The general effect of this collection of short stories is to be in the presence of legend and myth. Even re-reading the introduction by James Alan McPherson, another lauded short story artist working at UVA from the 1970s through the 1990s (I think, but maybe longer), is that Breece D,J Pancake (yes his real name, sort of, with the D,J being a misprint in publication he stuck with) sweeping into Charlottesville VA, publishing a bunch of stories…living a LIFE and than dying by suicide. This is the legend. If you’re not expressly familiar with Charlottesville and UVA, which I imagine is true for a lot of folks, it’s a small town that believes itself to be a SMALLER TOWNER place than it really is. It’s the home of a relatively prominent college life…for both academics and sports…and increasingly sees itself as a haven of liberal idealism. But it’s more conservative than it likes and UVA is deeply conservative…if not always Republican in its traditions, its adherence to gender and sexual and racial politics. So don’t let the recent events fool you, the struggle over the heart of Charlottesville is not between Nazis and Liberals, but between Liberals and the deeply entrenched conservative past of the area and the Commonwealth of Virginia at large.
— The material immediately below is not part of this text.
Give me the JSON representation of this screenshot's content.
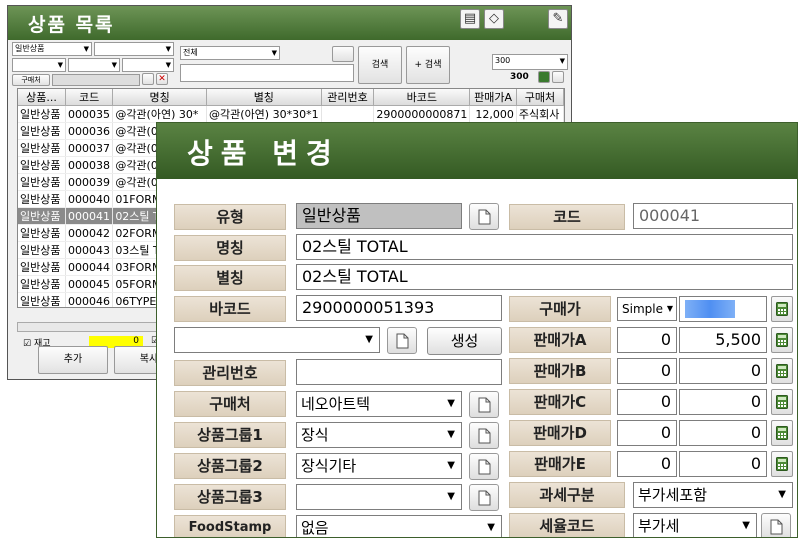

This short collection, however, is legit. Even if it’s legend is overwrought and oversold, the stories are very very very good. I have read it multiple times and love it still today, being 10 or so years older than the author ever was. I knew a handful of Breece Pancakes in my day….overly intelligent, overly confident, deeply fragile when it came down to it. Not all of them were as fruitful as this one, but all had that glow and charm and warmth of the living cursed.